Please copy each line of the records below that holds the word "time".

[[ Records for processing, beginning ]]

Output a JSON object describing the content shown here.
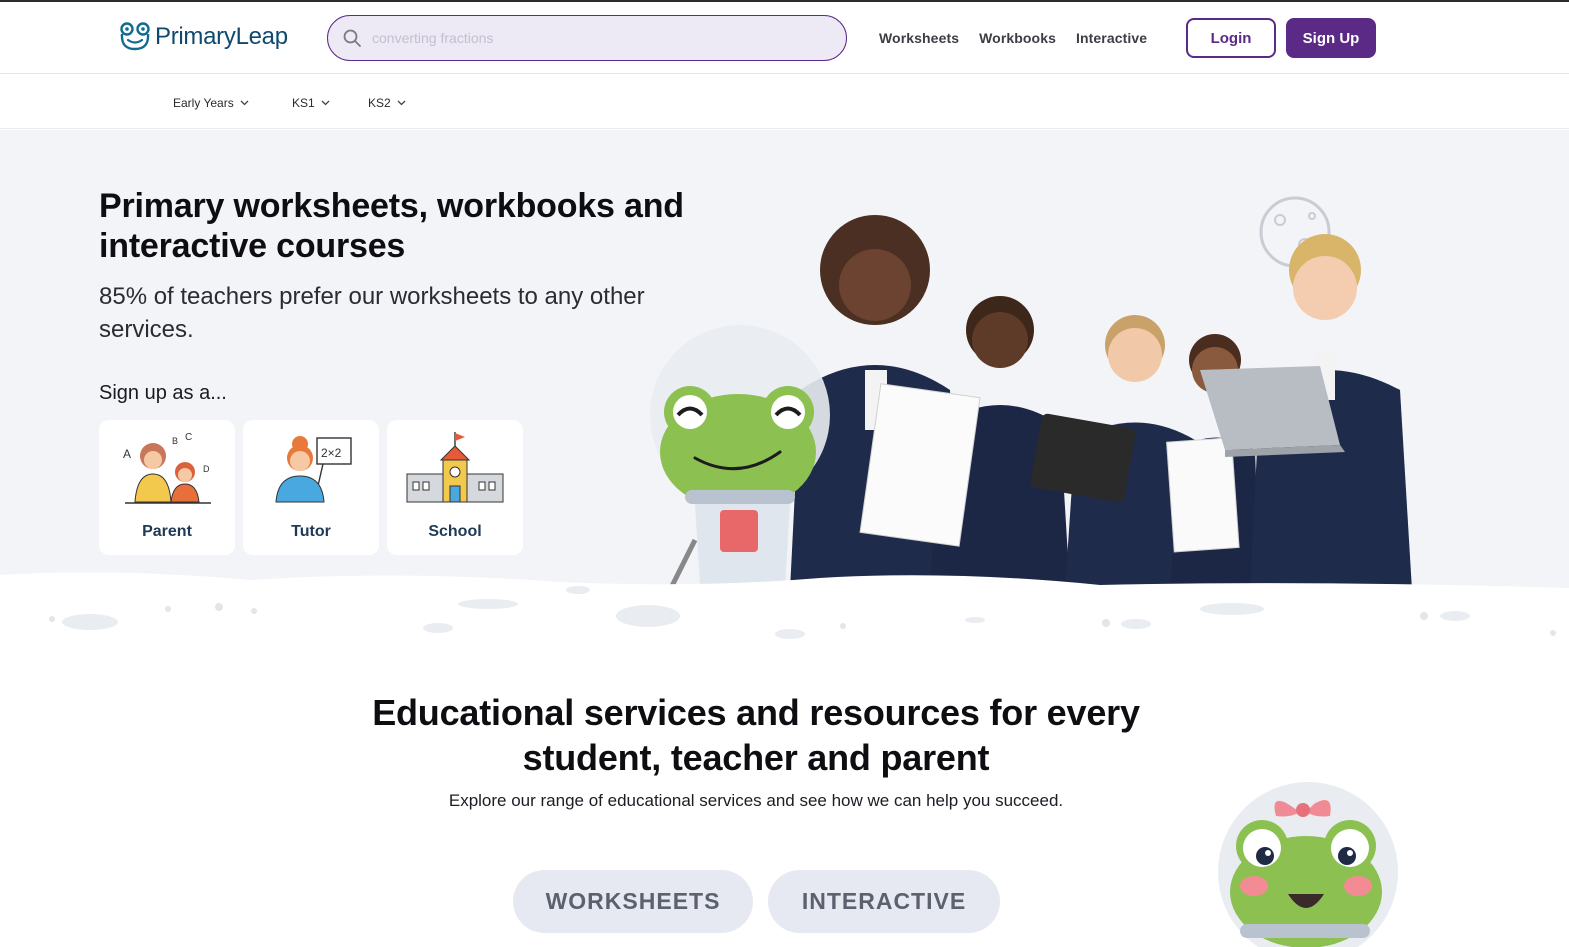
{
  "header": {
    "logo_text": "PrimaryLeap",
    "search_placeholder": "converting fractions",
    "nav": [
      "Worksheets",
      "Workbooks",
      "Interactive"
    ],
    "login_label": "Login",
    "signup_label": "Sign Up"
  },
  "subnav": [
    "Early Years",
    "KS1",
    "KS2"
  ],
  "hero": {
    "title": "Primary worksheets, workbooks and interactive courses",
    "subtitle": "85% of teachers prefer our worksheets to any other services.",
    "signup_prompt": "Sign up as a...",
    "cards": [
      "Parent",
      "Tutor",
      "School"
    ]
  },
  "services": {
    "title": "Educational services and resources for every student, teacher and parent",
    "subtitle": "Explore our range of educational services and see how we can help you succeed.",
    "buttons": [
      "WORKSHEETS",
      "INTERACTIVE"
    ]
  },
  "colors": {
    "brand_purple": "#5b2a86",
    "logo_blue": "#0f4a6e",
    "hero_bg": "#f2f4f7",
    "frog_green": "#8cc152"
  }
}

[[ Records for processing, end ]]
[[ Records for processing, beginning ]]

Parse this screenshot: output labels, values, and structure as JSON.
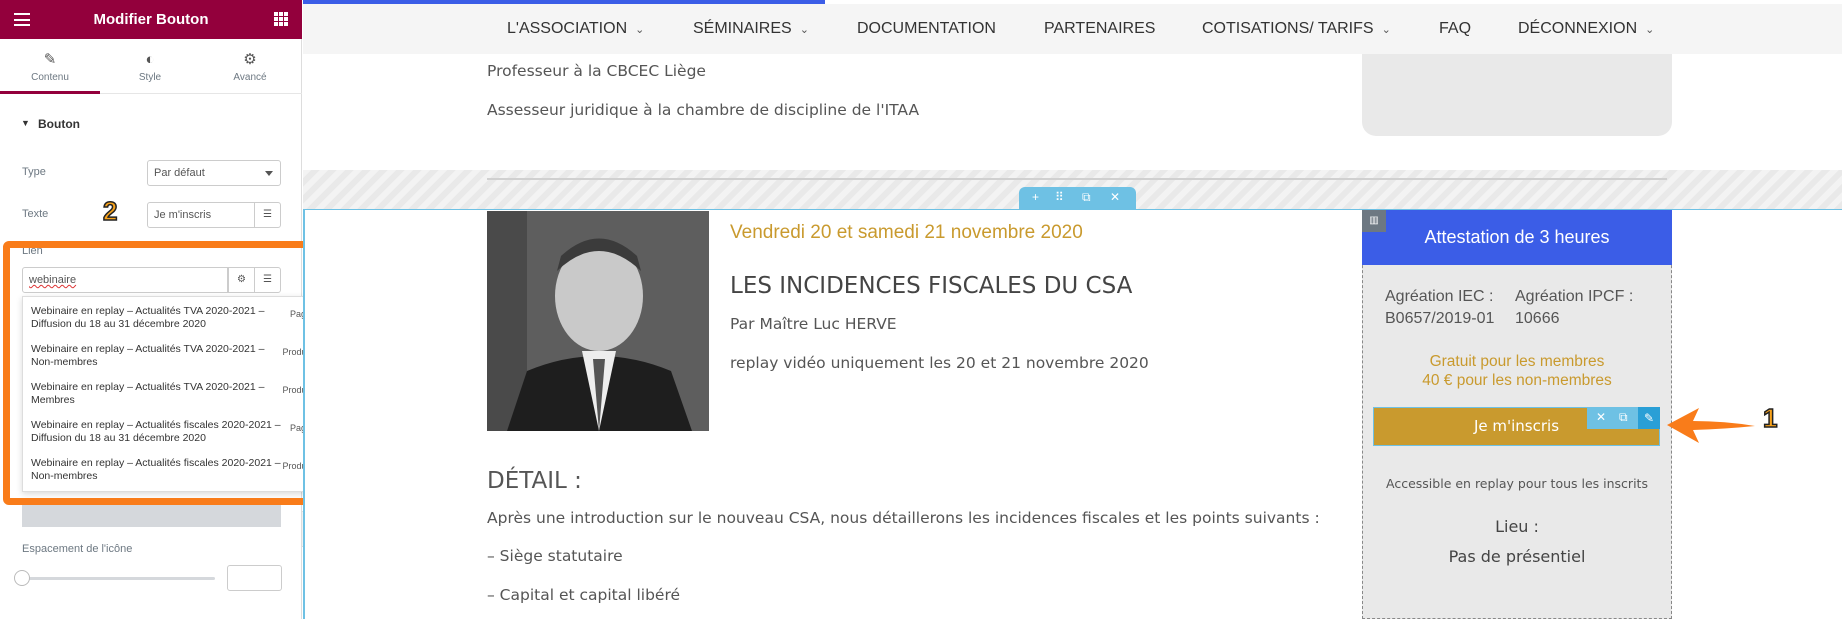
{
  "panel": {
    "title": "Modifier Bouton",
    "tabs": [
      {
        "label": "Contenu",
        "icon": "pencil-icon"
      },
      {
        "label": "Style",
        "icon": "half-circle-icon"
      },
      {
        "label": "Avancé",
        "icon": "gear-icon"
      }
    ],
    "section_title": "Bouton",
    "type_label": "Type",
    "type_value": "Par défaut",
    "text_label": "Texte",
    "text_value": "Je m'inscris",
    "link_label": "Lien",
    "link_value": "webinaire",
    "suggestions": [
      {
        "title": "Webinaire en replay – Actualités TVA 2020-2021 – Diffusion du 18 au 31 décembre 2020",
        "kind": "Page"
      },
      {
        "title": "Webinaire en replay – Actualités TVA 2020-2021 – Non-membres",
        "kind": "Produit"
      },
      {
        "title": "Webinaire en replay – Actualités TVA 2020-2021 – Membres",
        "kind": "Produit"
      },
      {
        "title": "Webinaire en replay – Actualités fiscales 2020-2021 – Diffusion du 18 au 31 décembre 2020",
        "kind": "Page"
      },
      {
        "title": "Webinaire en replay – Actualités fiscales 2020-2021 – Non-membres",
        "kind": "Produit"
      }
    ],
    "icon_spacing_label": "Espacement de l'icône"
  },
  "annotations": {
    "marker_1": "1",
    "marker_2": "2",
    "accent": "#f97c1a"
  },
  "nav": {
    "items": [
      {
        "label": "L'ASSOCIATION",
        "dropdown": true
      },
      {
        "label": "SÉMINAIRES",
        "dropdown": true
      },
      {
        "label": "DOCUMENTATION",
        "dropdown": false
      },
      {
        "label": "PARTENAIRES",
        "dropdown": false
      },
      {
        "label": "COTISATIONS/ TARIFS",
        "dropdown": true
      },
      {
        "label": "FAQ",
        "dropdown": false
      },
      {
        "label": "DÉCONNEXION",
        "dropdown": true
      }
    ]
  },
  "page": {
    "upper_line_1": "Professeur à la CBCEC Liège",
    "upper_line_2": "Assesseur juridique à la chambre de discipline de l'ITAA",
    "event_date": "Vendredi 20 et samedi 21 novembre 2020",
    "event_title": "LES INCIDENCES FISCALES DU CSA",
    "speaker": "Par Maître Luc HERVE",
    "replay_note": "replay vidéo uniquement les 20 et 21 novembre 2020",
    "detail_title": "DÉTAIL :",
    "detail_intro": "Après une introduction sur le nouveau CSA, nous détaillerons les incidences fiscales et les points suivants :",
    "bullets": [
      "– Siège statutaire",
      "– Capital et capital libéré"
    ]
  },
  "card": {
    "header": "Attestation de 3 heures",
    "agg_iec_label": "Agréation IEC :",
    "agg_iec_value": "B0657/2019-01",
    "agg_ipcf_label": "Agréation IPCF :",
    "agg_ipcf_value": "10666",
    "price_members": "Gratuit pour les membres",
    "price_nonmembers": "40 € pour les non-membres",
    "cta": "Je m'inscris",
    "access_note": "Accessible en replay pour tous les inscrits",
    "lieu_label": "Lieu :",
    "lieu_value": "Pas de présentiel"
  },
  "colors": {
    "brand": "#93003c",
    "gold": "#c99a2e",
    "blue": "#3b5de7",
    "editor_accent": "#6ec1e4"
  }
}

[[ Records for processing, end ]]
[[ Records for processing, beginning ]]

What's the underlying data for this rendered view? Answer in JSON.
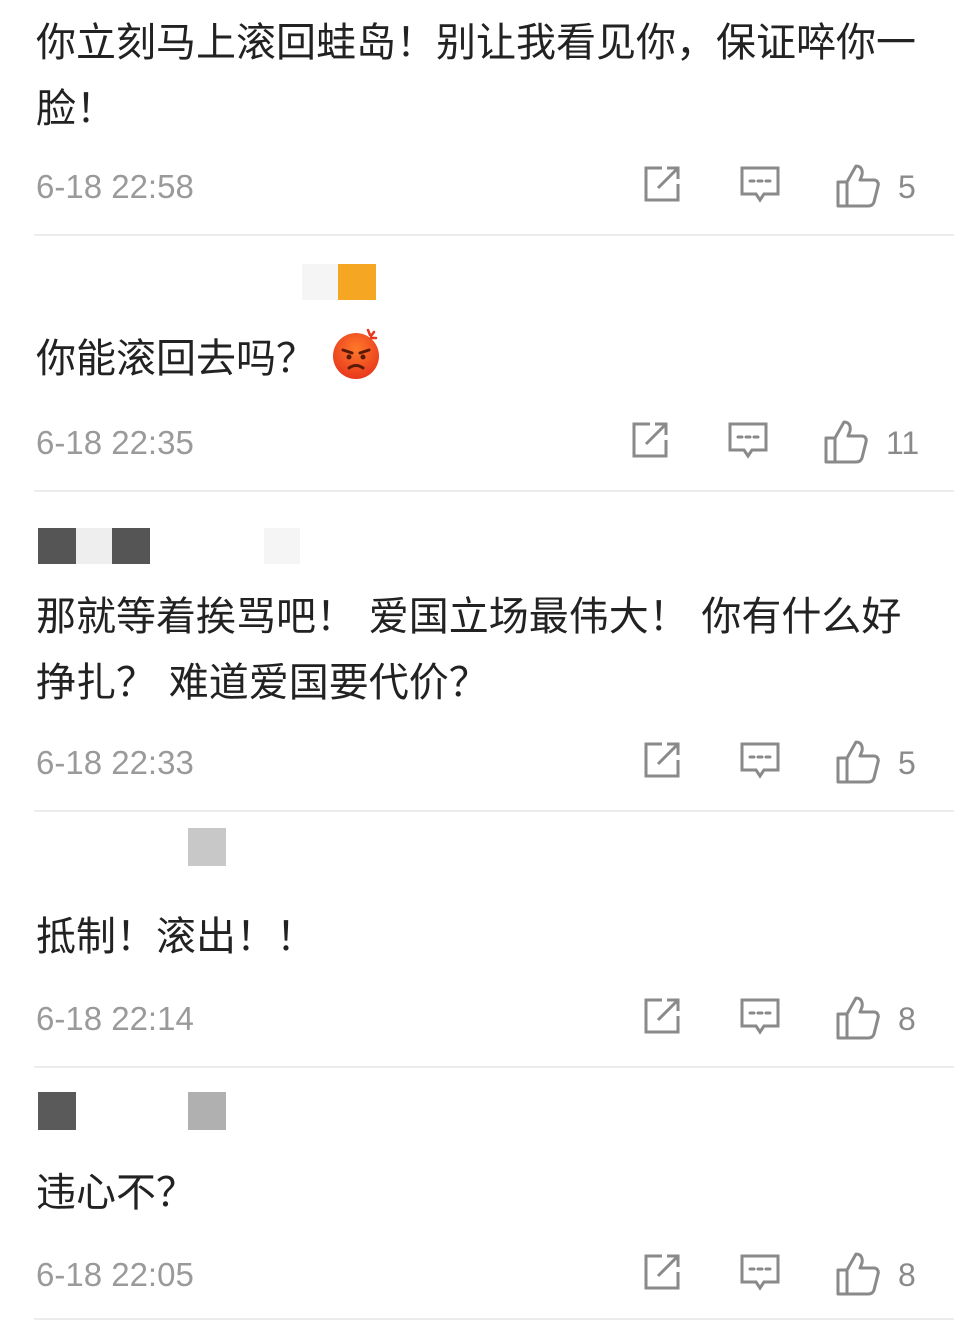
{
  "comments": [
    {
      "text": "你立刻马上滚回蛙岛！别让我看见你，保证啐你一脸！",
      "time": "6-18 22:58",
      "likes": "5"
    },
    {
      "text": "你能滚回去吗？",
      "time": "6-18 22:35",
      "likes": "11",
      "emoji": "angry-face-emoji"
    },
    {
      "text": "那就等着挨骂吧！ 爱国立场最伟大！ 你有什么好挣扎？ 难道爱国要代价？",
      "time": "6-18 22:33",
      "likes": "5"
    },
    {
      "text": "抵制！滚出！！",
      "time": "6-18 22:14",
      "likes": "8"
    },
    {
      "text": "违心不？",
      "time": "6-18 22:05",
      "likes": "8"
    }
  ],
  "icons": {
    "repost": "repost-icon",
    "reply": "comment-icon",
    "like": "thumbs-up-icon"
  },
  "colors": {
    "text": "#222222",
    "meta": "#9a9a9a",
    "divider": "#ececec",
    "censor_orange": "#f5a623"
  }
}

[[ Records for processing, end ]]

**Exercise output**.
      "time": "6-18 22:58",
      "time": "6-18 22:35",
      "time": "6-18 22:33",
      "time": "6-18 22:14",
      "time": "6-18 22:05",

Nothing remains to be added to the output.